(Data items)

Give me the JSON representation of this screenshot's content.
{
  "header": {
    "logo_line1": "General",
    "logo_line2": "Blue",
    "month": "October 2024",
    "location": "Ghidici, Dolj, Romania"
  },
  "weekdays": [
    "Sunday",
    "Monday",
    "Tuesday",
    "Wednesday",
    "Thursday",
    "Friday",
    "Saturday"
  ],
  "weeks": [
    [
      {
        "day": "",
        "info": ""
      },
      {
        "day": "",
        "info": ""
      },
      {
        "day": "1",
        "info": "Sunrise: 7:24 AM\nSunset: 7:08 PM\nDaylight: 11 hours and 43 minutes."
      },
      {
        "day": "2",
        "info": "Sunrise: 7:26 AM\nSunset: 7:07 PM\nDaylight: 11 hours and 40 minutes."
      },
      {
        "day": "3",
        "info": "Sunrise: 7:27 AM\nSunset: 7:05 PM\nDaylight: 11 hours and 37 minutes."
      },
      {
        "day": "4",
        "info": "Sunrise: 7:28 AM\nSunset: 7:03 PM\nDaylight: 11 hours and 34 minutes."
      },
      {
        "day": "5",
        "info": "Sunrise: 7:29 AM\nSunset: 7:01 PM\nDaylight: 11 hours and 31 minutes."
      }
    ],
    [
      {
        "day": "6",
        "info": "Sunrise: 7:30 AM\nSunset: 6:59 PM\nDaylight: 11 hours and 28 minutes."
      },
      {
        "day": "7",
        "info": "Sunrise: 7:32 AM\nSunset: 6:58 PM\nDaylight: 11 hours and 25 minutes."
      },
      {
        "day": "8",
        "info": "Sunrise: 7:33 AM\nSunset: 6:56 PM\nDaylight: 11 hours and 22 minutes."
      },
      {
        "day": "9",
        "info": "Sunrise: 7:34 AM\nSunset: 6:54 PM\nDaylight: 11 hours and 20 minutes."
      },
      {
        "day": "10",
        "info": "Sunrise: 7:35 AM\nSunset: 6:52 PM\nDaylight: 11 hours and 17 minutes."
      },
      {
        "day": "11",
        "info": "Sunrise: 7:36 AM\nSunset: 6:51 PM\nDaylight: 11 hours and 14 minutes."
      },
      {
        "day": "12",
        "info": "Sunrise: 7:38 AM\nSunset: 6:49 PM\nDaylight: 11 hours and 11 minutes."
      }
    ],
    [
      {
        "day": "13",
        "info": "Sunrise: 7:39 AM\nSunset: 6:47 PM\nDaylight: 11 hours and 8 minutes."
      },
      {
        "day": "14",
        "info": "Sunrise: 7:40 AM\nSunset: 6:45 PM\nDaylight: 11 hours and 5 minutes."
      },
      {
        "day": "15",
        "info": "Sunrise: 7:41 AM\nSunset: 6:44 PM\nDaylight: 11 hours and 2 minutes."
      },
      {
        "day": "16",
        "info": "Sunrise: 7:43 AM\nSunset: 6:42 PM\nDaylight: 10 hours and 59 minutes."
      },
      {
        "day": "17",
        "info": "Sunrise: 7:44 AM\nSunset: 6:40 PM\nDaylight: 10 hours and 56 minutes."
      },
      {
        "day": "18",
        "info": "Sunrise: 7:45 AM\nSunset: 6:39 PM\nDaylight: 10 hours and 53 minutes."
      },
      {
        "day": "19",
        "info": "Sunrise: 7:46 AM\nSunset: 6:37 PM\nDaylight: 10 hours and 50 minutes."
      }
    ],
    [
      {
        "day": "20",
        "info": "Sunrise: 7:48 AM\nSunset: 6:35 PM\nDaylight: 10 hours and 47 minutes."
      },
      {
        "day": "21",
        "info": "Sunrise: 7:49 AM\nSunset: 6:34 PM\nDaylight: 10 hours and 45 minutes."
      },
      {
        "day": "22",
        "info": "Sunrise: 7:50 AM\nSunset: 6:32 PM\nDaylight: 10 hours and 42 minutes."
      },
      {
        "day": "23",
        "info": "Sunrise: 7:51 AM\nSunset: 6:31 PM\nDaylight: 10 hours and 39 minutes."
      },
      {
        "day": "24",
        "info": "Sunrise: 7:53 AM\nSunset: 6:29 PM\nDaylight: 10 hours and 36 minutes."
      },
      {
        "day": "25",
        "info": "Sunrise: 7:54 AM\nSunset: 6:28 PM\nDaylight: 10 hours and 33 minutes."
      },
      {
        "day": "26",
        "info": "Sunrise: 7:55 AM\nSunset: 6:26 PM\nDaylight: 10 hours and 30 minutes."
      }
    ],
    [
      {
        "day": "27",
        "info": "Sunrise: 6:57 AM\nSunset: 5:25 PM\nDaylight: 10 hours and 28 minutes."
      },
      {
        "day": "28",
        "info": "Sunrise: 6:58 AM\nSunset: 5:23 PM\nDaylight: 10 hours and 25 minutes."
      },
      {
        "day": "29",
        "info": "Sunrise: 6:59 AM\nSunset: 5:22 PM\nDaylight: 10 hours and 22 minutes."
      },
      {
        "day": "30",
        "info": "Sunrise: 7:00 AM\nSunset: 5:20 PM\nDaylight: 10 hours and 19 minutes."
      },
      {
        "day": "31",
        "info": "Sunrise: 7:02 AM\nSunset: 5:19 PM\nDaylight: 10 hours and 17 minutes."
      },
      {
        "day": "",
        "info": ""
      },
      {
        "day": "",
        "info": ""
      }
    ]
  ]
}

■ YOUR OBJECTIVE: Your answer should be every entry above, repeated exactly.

■ OUTPUT OF THE EXERCISE:
Give me the JSON representation of this screenshot's content.
{
  "header": {
    "logo_line1": "General",
    "logo_line2": "Blue",
    "month": "October 2024",
    "location": "Ghidici, Dolj, Romania"
  },
  "weekdays": [
    "Sunday",
    "Monday",
    "Tuesday",
    "Wednesday",
    "Thursday",
    "Friday",
    "Saturday"
  ],
  "weeks": [
    [
      {
        "day": "",
        "info": ""
      },
      {
        "day": "",
        "info": ""
      },
      {
        "day": "1",
        "info": "Sunrise: 7:24 AM\nSunset: 7:08 PM\nDaylight: 11 hours and 43 minutes."
      },
      {
        "day": "2",
        "info": "Sunrise: 7:26 AM\nSunset: 7:07 PM\nDaylight: 11 hours and 40 minutes."
      },
      {
        "day": "3",
        "info": "Sunrise: 7:27 AM\nSunset: 7:05 PM\nDaylight: 11 hours and 37 minutes."
      },
      {
        "day": "4",
        "info": "Sunrise: 7:28 AM\nSunset: 7:03 PM\nDaylight: 11 hours and 34 minutes."
      },
      {
        "day": "5",
        "info": "Sunrise: 7:29 AM\nSunset: 7:01 PM\nDaylight: 11 hours and 31 minutes."
      }
    ],
    [
      {
        "day": "6",
        "info": "Sunrise: 7:30 AM\nSunset: 6:59 PM\nDaylight: 11 hours and 28 minutes."
      },
      {
        "day": "7",
        "info": "Sunrise: 7:32 AM\nSunset: 6:58 PM\nDaylight: 11 hours and 25 minutes."
      },
      {
        "day": "8",
        "info": "Sunrise: 7:33 AM\nSunset: 6:56 PM\nDaylight: 11 hours and 22 minutes."
      },
      {
        "day": "9",
        "info": "Sunrise: 7:34 AM\nSunset: 6:54 PM\nDaylight: 11 hours and 20 minutes."
      },
      {
        "day": "10",
        "info": "Sunrise: 7:35 AM\nSunset: 6:52 PM\nDaylight: 11 hours and 17 minutes."
      },
      {
        "day": "11",
        "info": "Sunrise: 7:36 AM\nSunset: 6:51 PM\nDaylight: 11 hours and 14 minutes."
      },
      {
        "day": "12",
        "info": "Sunrise: 7:38 AM\nSunset: 6:49 PM\nDaylight: 11 hours and 11 minutes."
      }
    ],
    [
      {
        "day": "13",
        "info": "Sunrise: 7:39 AM\nSunset: 6:47 PM\nDaylight: 11 hours and 8 minutes."
      },
      {
        "day": "14",
        "info": "Sunrise: 7:40 AM\nSunset: 6:45 PM\nDaylight: 11 hours and 5 minutes."
      },
      {
        "day": "15",
        "info": "Sunrise: 7:41 AM\nSunset: 6:44 PM\nDaylight: 11 hours and 2 minutes."
      },
      {
        "day": "16",
        "info": "Sunrise: 7:43 AM\nSunset: 6:42 PM\nDaylight: 10 hours and 59 minutes."
      },
      {
        "day": "17",
        "info": "Sunrise: 7:44 AM\nSunset: 6:40 PM\nDaylight: 10 hours and 56 minutes."
      },
      {
        "day": "18",
        "info": "Sunrise: 7:45 AM\nSunset: 6:39 PM\nDaylight: 10 hours and 53 minutes."
      },
      {
        "day": "19",
        "info": "Sunrise: 7:46 AM\nSunset: 6:37 PM\nDaylight: 10 hours and 50 minutes."
      }
    ],
    [
      {
        "day": "20",
        "info": "Sunrise: 7:48 AM\nSunset: 6:35 PM\nDaylight: 10 hours and 47 minutes."
      },
      {
        "day": "21",
        "info": "Sunrise: 7:49 AM\nSunset: 6:34 PM\nDaylight: 10 hours and 45 minutes."
      },
      {
        "day": "22",
        "info": "Sunrise: 7:50 AM\nSunset: 6:32 PM\nDaylight: 10 hours and 42 minutes."
      },
      {
        "day": "23",
        "info": "Sunrise: 7:51 AM\nSunset: 6:31 PM\nDaylight: 10 hours and 39 minutes."
      },
      {
        "day": "24",
        "info": "Sunrise: 7:53 AM\nSunset: 6:29 PM\nDaylight: 10 hours and 36 minutes."
      },
      {
        "day": "25",
        "info": "Sunrise: 7:54 AM\nSunset: 6:28 PM\nDaylight: 10 hours and 33 minutes."
      },
      {
        "day": "26",
        "info": "Sunrise: 7:55 AM\nSunset: 6:26 PM\nDaylight: 10 hours and 30 minutes."
      }
    ],
    [
      {
        "day": "27",
        "info": "Sunrise: 6:57 AM\nSunset: 5:25 PM\nDaylight: 10 hours and 28 minutes."
      },
      {
        "day": "28",
        "info": "Sunrise: 6:58 AM\nSunset: 5:23 PM\nDaylight: 10 hours and 25 minutes."
      },
      {
        "day": "29",
        "info": "Sunrise: 6:59 AM\nSunset: 5:22 PM\nDaylight: 10 hours and 22 minutes."
      },
      {
        "day": "30",
        "info": "Sunrise: 7:00 AM\nSunset: 5:20 PM\nDaylight: 10 hours and 19 minutes."
      },
      {
        "day": "31",
        "info": "Sunrise: 7:02 AM\nSunset: 5:19 PM\nDaylight: 10 hours and 17 minutes."
      },
      {
        "day": "",
        "info": ""
      },
      {
        "day": "",
        "info": ""
      }
    ]
  ]
}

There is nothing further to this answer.